=== What you are asked to do ===
Determine the number of lines of the records below that include "قیمت". Respond with the number and no other text.

=== Material supplied ===
———

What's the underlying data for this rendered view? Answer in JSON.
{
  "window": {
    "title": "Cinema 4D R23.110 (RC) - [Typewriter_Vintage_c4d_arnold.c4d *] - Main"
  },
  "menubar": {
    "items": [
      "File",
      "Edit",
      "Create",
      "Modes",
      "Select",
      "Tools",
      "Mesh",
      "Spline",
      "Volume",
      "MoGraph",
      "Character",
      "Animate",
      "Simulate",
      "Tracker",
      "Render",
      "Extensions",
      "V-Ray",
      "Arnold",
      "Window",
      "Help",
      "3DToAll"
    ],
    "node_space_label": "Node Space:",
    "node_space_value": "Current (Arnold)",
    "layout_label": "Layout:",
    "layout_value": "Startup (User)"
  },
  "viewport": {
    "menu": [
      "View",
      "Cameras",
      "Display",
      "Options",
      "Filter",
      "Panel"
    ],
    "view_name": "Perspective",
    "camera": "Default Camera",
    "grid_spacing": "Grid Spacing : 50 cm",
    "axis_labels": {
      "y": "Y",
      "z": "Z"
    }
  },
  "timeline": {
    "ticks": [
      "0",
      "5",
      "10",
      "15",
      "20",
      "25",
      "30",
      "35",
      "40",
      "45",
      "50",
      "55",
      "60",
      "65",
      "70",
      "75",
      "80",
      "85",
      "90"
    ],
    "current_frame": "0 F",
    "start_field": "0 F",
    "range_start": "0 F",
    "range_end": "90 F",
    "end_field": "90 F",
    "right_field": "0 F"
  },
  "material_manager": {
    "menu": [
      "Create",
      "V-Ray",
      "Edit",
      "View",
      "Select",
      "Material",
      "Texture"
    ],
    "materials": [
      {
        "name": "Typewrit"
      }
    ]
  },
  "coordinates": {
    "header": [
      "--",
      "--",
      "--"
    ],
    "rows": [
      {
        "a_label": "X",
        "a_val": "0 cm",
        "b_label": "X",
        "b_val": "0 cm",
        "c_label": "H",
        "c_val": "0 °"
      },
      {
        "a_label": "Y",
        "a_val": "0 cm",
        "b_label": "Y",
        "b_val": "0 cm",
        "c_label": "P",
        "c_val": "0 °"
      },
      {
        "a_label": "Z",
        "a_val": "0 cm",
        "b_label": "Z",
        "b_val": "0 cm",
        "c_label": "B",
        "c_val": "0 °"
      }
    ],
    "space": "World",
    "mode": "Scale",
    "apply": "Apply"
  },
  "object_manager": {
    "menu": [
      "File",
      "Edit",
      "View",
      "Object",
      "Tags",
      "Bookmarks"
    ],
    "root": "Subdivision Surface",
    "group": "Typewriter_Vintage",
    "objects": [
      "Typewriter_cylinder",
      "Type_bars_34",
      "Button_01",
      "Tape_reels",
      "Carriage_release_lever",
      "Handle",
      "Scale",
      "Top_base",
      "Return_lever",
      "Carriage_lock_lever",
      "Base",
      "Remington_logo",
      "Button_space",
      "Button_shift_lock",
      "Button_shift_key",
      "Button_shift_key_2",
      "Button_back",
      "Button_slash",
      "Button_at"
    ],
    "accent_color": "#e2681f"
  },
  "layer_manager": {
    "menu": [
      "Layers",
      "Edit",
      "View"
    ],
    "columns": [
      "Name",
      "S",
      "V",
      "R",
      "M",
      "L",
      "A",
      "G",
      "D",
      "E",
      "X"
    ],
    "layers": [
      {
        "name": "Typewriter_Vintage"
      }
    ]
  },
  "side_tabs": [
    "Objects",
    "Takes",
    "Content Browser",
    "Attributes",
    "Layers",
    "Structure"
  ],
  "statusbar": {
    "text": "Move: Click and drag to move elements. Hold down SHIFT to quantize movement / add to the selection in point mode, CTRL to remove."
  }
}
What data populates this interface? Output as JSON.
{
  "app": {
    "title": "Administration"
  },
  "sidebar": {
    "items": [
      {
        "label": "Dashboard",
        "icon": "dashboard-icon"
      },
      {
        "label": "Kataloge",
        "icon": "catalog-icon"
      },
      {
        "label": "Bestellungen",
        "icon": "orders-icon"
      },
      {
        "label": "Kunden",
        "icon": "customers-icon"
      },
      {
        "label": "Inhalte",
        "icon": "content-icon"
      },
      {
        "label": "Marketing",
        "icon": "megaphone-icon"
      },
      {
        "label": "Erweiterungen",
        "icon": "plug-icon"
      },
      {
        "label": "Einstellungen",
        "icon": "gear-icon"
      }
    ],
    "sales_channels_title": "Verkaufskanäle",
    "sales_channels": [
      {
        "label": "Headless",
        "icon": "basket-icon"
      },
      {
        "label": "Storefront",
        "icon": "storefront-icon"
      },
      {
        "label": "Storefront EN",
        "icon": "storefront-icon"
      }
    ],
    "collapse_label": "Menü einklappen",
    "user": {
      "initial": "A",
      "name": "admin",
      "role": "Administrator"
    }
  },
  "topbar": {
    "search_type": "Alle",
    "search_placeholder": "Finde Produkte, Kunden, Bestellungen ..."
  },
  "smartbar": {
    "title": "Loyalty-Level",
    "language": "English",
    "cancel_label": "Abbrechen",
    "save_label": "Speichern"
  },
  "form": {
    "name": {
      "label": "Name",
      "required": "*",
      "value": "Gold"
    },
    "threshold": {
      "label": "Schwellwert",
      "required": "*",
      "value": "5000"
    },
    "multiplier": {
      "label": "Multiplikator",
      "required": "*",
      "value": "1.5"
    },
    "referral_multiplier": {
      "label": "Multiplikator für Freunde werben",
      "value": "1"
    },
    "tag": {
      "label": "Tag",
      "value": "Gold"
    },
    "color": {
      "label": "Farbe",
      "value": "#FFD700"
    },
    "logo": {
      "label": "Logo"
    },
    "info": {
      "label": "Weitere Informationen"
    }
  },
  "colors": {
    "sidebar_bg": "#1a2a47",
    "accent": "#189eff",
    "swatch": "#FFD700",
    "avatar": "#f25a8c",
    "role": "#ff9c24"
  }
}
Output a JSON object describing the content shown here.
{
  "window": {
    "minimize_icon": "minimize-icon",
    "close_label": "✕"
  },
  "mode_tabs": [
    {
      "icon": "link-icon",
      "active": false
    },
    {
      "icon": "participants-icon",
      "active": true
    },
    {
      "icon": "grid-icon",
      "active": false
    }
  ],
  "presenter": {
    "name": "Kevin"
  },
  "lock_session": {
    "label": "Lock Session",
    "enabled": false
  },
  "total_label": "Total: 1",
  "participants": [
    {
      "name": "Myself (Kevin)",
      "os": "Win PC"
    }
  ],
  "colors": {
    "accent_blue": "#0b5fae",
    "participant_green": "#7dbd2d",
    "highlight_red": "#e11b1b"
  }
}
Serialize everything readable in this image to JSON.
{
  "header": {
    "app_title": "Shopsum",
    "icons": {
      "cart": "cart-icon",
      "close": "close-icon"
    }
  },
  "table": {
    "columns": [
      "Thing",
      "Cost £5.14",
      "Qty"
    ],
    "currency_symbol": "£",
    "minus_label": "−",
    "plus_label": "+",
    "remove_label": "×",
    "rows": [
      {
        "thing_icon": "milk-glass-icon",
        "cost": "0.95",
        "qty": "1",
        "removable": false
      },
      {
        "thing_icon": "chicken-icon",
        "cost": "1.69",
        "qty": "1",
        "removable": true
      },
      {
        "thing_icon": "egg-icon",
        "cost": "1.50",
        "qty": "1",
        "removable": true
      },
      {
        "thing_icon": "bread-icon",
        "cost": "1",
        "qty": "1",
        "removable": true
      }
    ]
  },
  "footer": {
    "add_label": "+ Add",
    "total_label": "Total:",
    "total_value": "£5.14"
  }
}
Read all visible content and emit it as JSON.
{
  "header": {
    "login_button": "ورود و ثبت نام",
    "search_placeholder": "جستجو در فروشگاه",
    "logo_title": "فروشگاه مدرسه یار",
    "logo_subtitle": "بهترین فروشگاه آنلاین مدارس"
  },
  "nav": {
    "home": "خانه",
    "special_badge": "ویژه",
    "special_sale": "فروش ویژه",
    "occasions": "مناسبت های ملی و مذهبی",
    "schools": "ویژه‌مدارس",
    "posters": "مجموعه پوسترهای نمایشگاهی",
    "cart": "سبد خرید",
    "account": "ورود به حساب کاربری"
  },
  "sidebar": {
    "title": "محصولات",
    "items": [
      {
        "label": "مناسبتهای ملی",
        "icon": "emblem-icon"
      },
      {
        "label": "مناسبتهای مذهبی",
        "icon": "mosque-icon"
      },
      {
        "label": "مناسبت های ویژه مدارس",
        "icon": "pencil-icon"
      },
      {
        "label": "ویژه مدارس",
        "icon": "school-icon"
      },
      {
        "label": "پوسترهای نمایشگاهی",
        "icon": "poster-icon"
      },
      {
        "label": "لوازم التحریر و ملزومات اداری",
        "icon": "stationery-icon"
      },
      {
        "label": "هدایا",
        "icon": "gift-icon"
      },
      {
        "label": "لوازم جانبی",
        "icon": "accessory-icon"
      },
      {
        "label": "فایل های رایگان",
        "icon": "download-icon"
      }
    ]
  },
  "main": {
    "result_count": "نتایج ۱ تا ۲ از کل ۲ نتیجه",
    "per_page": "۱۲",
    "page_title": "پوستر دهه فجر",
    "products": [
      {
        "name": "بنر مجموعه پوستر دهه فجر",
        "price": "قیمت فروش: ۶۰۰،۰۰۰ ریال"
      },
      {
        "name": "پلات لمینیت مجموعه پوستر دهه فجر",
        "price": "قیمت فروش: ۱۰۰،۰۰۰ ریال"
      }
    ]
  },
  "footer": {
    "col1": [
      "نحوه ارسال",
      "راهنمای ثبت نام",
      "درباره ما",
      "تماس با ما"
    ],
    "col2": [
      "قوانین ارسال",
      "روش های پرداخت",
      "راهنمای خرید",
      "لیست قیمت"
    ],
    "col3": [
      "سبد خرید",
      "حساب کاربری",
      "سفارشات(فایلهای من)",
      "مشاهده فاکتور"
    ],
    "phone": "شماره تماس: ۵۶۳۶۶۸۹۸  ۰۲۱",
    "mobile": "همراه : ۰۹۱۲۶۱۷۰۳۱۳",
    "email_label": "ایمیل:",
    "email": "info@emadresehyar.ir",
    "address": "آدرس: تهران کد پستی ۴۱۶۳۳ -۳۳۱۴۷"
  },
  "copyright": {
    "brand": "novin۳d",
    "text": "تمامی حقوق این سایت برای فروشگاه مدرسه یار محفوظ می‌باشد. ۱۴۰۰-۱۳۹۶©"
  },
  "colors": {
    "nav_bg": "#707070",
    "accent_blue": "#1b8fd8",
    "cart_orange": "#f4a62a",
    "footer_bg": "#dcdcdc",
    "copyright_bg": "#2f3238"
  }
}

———

=== Your solution ===
3